Built to last in the tough conditions, heavy-duty mobility scooters can withstand dirt and gravel – making them perfect for going on walking trails or traversing a property. Many are also equipped with heavy-duty suspension to handle small debris, and can withstand steeper inclines.

What features come with a mobility scooter?

All mobility scooters come with seats of varying comfort and ability. For instance, travel or portable scooters have seats that are smaller and not as padded for flexibility, whereas heavy duty mobility scooters may have seats that swivel, are contoured, and may come with a head and armrest.

Along with an accelerator, mobility scooters will also feature functional braking and handbrake. Many also have a central tiller linking to allow the user to adjust the distance from the seat to the controls.

As most mobility scooters come with some form of suspension, handles, seat, and battery, there are add-ons and after-market parts that you may want to look into to make your journey more comfortable and practical, including:

  • Safety flags
  • Cup holders
  • Side mirrors
  • Cane holders
  • Storage baskets
  • Weatherproof canopies

Most mobility scooters should also come with storage, whether that is a front-facing basket, under seat storage, or area for bags at the back of the scooter. 


Mobiity scooter rider in Melbourne

Using a mobility scooter can assist those who need assistance walking with the freedom to get out and about. Image: Getty. 


Who can use a mobility scooter?

Put simply, the only people who can use a mobility scooter are those who need one.

If you have difficulty walking, have a disability that impacts your movement, or have an injury that impairs your mobility, you can use a motorised mobility scooter.

Anyone who does not have such, is not permitted to use these devices on a public footpath or road.

Much like owning and operating a car, users must have the eyesight, as well as physical and mental capacity to use the device safely. It is strongly recommended the user undergoes a medical assessment from a health professional prior to using.

Do you need a license or permit for a mobility scooter? 

Motorised mobility scooters are not classified as vehicles, but ‘devices.’ This means they are not registered, and no license is required, but you may be required to provide medical evidence of your need for the scooter.

What rules apply when using a mobility scooter?

While motorised mobility scooters are not allowed to be used on the road, rules do apply for when in use on a shared path or public setting such as a supermarket:

  • The maximum speed of a motorised mobility scooter should not exceed 10km/h on level ground
  • The mobility scooter can only take a single person at any time
  • The weight of the device or maximum weight capacity (without a person) must not exceed 110 kilos

Any individual operating a mobility scooter is considered a pedestrian, and therefore must obey the same rules and regulation as other pedestrians – crossing signals for example.


Elderly woman in mobility scooter

Consider the safety elements of using a mobility scooter, including braking on different surfaces. Image: Getty. 


How much does a mobility scooter cost?

Just like with cars, the price of a mobility scooter in Victoria can differ greatly depending on type, features, speed, and brand, and whether any government assistance is available such as the NDIS.

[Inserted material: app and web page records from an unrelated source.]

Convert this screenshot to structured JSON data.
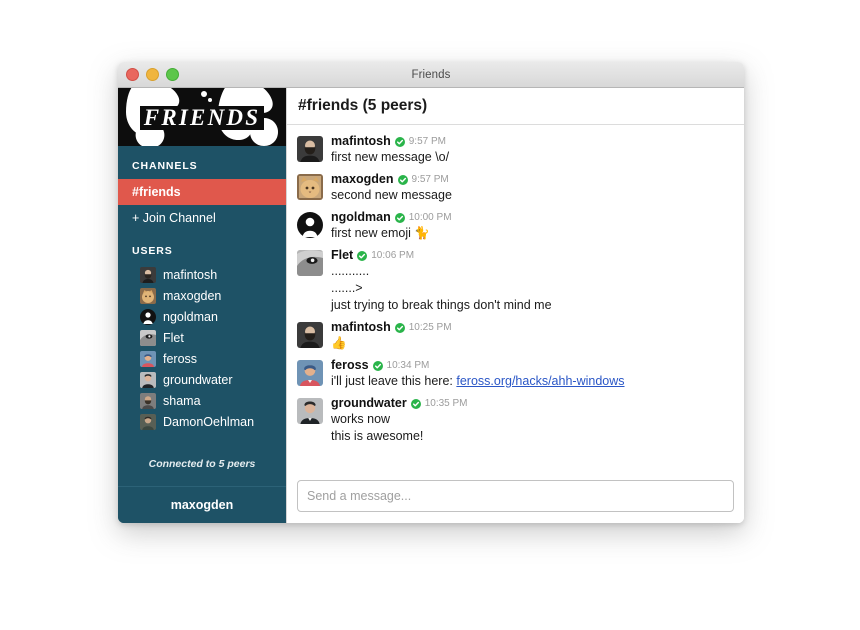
{
  "window": {
    "title": "Friends",
    "traffic_lights": [
      "close",
      "minimize",
      "maximize"
    ]
  },
  "sidebar": {
    "logo_text": "FRIENDS",
    "channels_heading": "CHANNELS",
    "channels": [
      {
        "label": "#friends",
        "active": true
      },
      {
        "label": "+ Join Channel",
        "active": false
      }
    ],
    "users_heading": "USERS",
    "users": [
      {
        "name": "mafintosh"
      },
      {
        "name": "maxogden"
      },
      {
        "name": "ngoldman"
      },
      {
        "name": "Flet"
      },
      {
        "name": "feross"
      },
      {
        "name": "groundwater"
      },
      {
        "name": "shama"
      },
      {
        "name": "DamonOehlman"
      }
    ],
    "peers_status": "Connected to 5 peers",
    "current_user": "maxogden"
  },
  "main": {
    "channel_title": "#friends (5 peers)",
    "messages": [
      {
        "author": "mafintosh",
        "verified": true,
        "time": "9:57 PM",
        "avatar": "mafintosh",
        "lines": [
          "first new message \\o/"
        ]
      },
      {
        "author": "maxogden",
        "verified": true,
        "time": "9:57 PM",
        "avatar": "maxogden",
        "lines": [
          "second new message"
        ]
      },
      {
        "author": "ngoldman",
        "verified": true,
        "time": "10:00 PM",
        "avatar": "ngoldman",
        "lines": [
          "first new emoji 🐈"
        ]
      },
      {
        "author": "Flet",
        "verified": true,
        "time": "10:06 PM",
        "avatar": "flet",
        "lines": [
          "...........",
          ".......>",
          "just trying to break things don't mind me"
        ]
      },
      {
        "author": "mafintosh",
        "verified": true,
        "time": "10:25 PM",
        "avatar": "mafintosh",
        "lines": [
          "👍"
        ]
      },
      {
        "author": "feross",
        "verified": true,
        "time": "10:34 PM",
        "avatar": "feross",
        "lines": [
          "i'll just leave this here: "
        ],
        "link_text": "feross.org/hacks/ahh-windows"
      },
      {
        "author": "groundwater",
        "verified": true,
        "time": "10:35 PM",
        "avatar": "groundwater",
        "lines": [
          "works now",
          "this is awesome!"
        ]
      }
    ],
    "composer_placeholder": "Send a message..."
  },
  "colors": {
    "sidebar_teal": "#1e5266",
    "active_channel_red": "#e0584c",
    "logo_black": "#0d0d0d",
    "verified_green": "#2ab44a",
    "link_blue": "#2a56c6",
    "window_chrome": "#e0e0e0"
  },
  "icons": {
    "verified": "verified-badge-icon",
    "close": "close-traffic-light-icon",
    "minimize": "minimize-traffic-light-icon",
    "maximize": "maximize-traffic-light-icon"
  }
}
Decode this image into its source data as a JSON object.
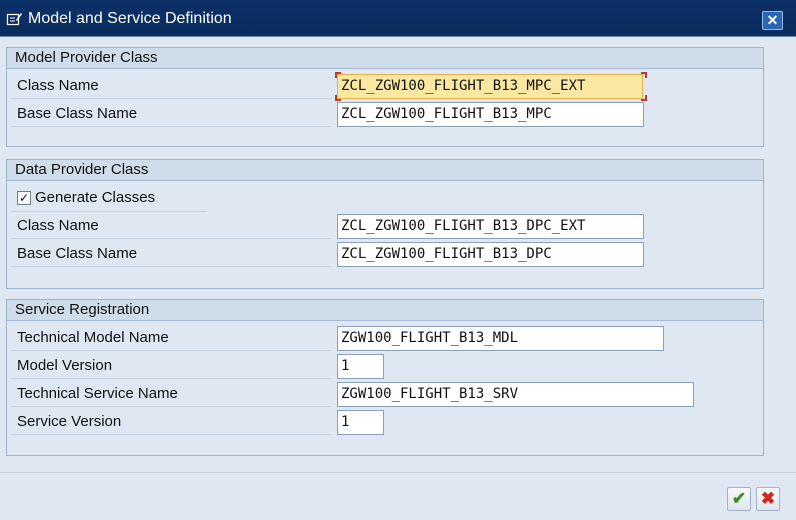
{
  "window": {
    "title": "Model and Service Definition",
    "close_glyph": "✕"
  },
  "model_provider": {
    "header": "Model Provider Class",
    "class_name_label": "Class Name",
    "class_name_value": "ZCL_ZGW100_FLIGHT_B13_MPC_EXT",
    "base_class_label": "Base Class Name",
    "base_class_value": "ZCL_ZGW100_FLIGHT_B13_MPC"
  },
  "data_provider": {
    "header": "Data Provider Class",
    "generate_label": "Generate Classes",
    "generate_checked": true,
    "check_glyph": "✓",
    "class_name_label": "Class Name",
    "class_name_value": "ZCL_ZGW100_FLIGHT_B13_DPC_EXT",
    "base_class_label": "Base Class Name",
    "base_class_value": "ZCL_ZGW100_FLIGHT_B13_DPC"
  },
  "service_registration": {
    "header": "Service Registration",
    "tech_model_label": "Technical Model Name",
    "tech_model_value": "ZGW100_FLIGHT_B13_MDL",
    "model_version_label": "Model Version",
    "model_version_value": "1",
    "tech_service_label": "Technical Service Name",
    "tech_service_value": "ZGW100_FLIGHT_B13_SRV",
    "service_version_label": "Service Version",
    "service_version_value": "1"
  },
  "footer": {
    "confirm_glyph": "✔",
    "cancel_glyph": "✖"
  },
  "colors": {
    "titlebar": "#0c3168",
    "background": "#dfe8f2",
    "focus_field": "#fbe8a0",
    "confirm": "#3e8e1a",
    "cancel": "#d0281d"
  }
}
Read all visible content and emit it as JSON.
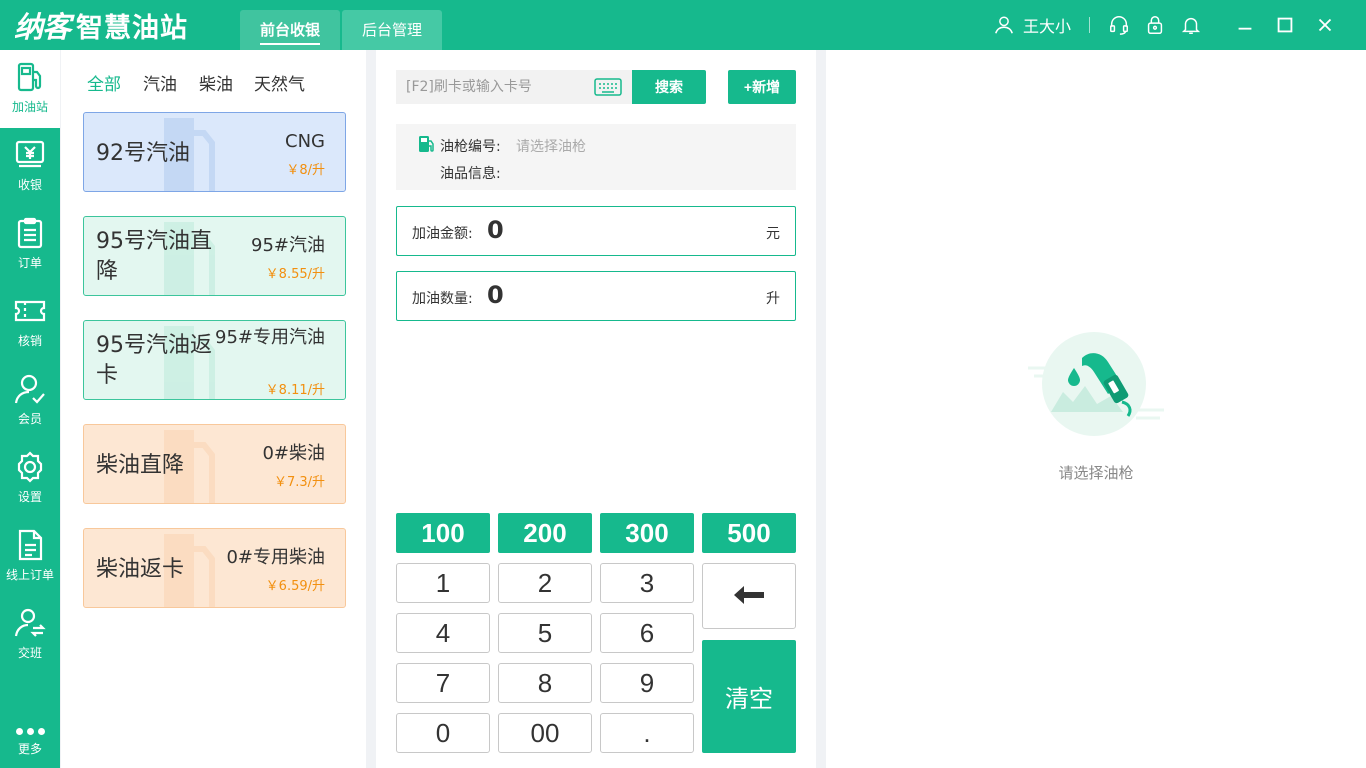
{
  "app": {
    "brand": "纳客",
    "subtitle": "智慧油站",
    "tabs": [
      {
        "label": "前台收银",
        "active": true
      },
      {
        "label": "后台管理",
        "active": false
      }
    ],
    "user": "王大小",
    "accent_color": "#16b98d"
  },
  "sidebar": {
    "items": [
      {
        "label": "加油站",
        "icon": "fuel-pump-icon",
        "active": true
      },
      {
        "label": "收银",
        "icon": "cashier-icon"
      },
      {
        "label": "订单",
        "icon": "order-icon"
      },
      {
        "label": "核销",
        "icon": "ticket-icon"
      },
      {
        "label": "会员",
        "icon": "member-icon"
      },
      {
        "label": "设置",
        "icon": "gear-icon"
      },
      {
        "label": "线上订单",
        "icon": "document-icon"
      },
      {
        "label": "交班",
        "icon": "shift-icon"
      }
    ],
    "more_label": "更多"
  },
  "oil_filters": [
    {
      "label": "全部",
      "active": true
    },
    {
      "label": "汽油"
    },
    {
      "label": "柴油"
    },
    {
      "label": "天然气"
    }
  ],
  "oils": [
    {
      "name": "92号汽油",
      "type": "CNG",
      "price": "￥8/升",
      "color": "blue"
    },
    {
      "name": "95号汽油直降",
      "type": "95#汽油",
      "price": "￥8.55/升",
      "color": "green"
    },
    {
      "name": "95号汽油返卡",
      "type": "95#专用汽油",
      "price": "￥8.11/升",
      "color": "green"
    },
    {
      "name": "柴油直降",
      "type": "0#柴油",
      "price": "￥7.3/升",
      "color": "orange"
    },
    {
      "name": "柴油返卡",
      "type": "0#专用柴油",
      "price": "￥6.59/升",
      "color": "orange"
    }
  ],
  "search": {
    "placeholder": "[F2]刷卡或输入卡号",
    "button": "搜索",
    "add_button": "+新增"
  },
  "gun": {
    "number_label": "油枪编号:",
    "number_placeholder": "请选择油枪",
    "info_label": "油品信息:"
  },
  "fuel_amount": {
    "label": "加油金额:",
    "value": "0",
    "unit": "元"
  },
  "fuel_volume": {
    "label": "加油数量:",
    "value": "0",
    "unit": "升"
  },
  "quick_amounts": [
    "100",
    "200",
    "300",
    "500"
  ],
  "keypad": [
    "1",
    "2",
    "3",
    "4",
    "5",
    "6",
    "7",
    "8",
    "9",
    "0",
    "00",
    "."
  ],
  "clear_label": "清空",
  "empty_state": {
    "text": "请选择油枪"
  }
}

All mobility scooters in Australia should meet Australian Standards and be registered with the Therapeutic Goods Administration (TGA) before being available for purchase new.

Mobility scooter costs appear to range anywhere from $1,400 to $12,000 new, with portable mobility scooters being the most budget-friendly option, and heavy-duty mobility scooters at the higher-priced end.

Where can you purchase a mobility scooter?

Motorised mobility scooters can be hired from some pharmacies, health care providers and equipment stores. If looking to buy, mobility scooters can be purchased online or in speciality stores.

Ensure your mobility scooter provider allows for you to take a test drive, and the device is registered with the TGA before purchasing. You will want to investigate maintenance and insurance costs for your device to stay within budget.

It is strongly advised the user seeks the advice from a medical professional before purchasing to ensure the device meets the users' needs and can operate the mobility scooter safely.